Showcasing the art and ritual of the African and African-diaspora religions

Ọpọ́n Ifá #2

Catalog Number: D114


43.18 cm diameter, 20.32 cm tall with 2.54 cm tall handle


17" diameter, 8" tall with 1" tall handle



19.75" x 17.25"

50.165 mm x 43.815 mm

Religion and Denomination: Yoruba indigenous religion (Yoruba)
Country of Origin: Nigeria
Ethnographic Origin: Yoruba
Materials: Wood
Date of Manufacture: 06/2009
Usage: N/A
Detailed Description of Significance:

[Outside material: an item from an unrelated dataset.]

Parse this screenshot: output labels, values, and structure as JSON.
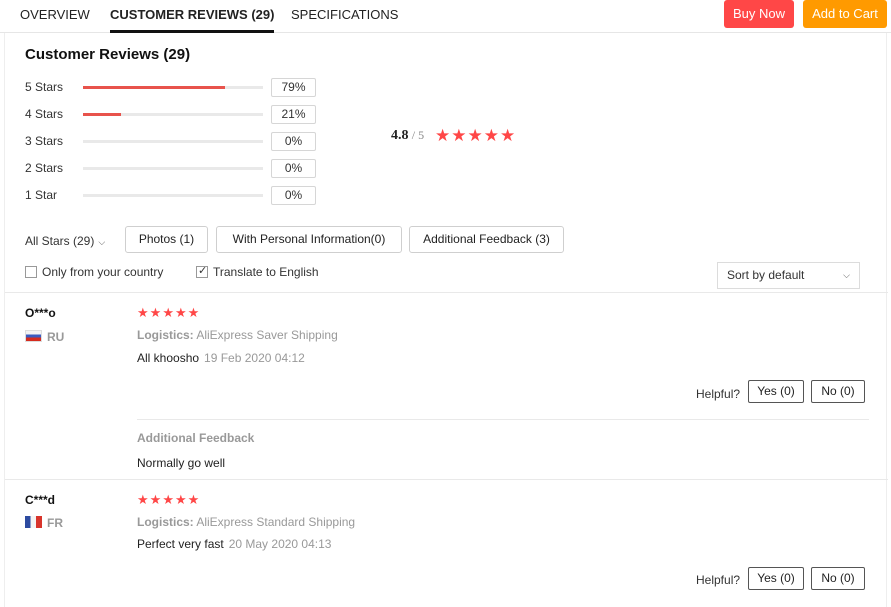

There are three faces on the top of the bowl’s lid, in the traditional form of Èṣù, and occurring in Èṣù’s preferred number. The face of Èṣù is a common image in Ifá divining boards (also called (ọpọ́n), and these images are likely a reference to this fact. Around the outer edge of the lid are various animal images. An image of a bird represents a common sacrifice made to the òrìs̩à, and a prayer that one’s orí  (inner head) will lead one in all matters. A bird always flies or walks with its head forward.  Hence, birds dramatize the intent of divination, in which a practitioner attempts to move forward in life. An image of a chicken eating a worm adds a similar significance to the bird. The image of a tortoise represents longevity, and is an important and common offering to the òrìs̩à when a supplicant seeks a longer life. The image of a chameleon (alágẹmo̩) refers to the belief that the chameleon was the first animal sent by the òrìs̩à to walk upon the earth; its slow, steady, careful walk symbolizes the prayer that the user will be careful in his or her future proceedings. An image of a crab refers to the fact that in Yorubaland, crabs are known to live in the mud; this represents the prayer that the devotee’s life will be soft and cool, like the mud. An image of a goat refers to the importance of goats as a sacrificial offering. Finally, there are depictions of catfish around the top, interspersed with Èṣù’s faces; the catfish is another important offering in òrìs̩à worship,because like a bird, it leads with its head, just as one’s destiny leads forward.

The bottom half of the bowl tells a story of sickness and renewed health through appeals to the òrìs̩à. It begins with a man on horseback, a typical depiction of Ògún, the god of iron and war. The next figure has rough clothing and carries a spear, a common delineation of Ọbalúayé, the god of sickness, indicating that the worshiper has fallen ill. Next is an image of the lord of communications Èṣù, identifiable by his elongated headdress; this figure has his hand on Ọbalúayé’s spear. Next to Èṣù is a kneeling woman presenting an offering to him, and then an image of another woman receiving some sort of medicine from the god. Following that is an image of Èṣù pounding yams, another form of medicine, and then a depiction of Èṣù offering medicine to the woman. Finally, there are several images representing other gods, including a ṣẹ́rẹ́ rattle representing Ṣàngó, another spear representing Ọbalúayé, and a final representation of Èṣù and his elongated headdress.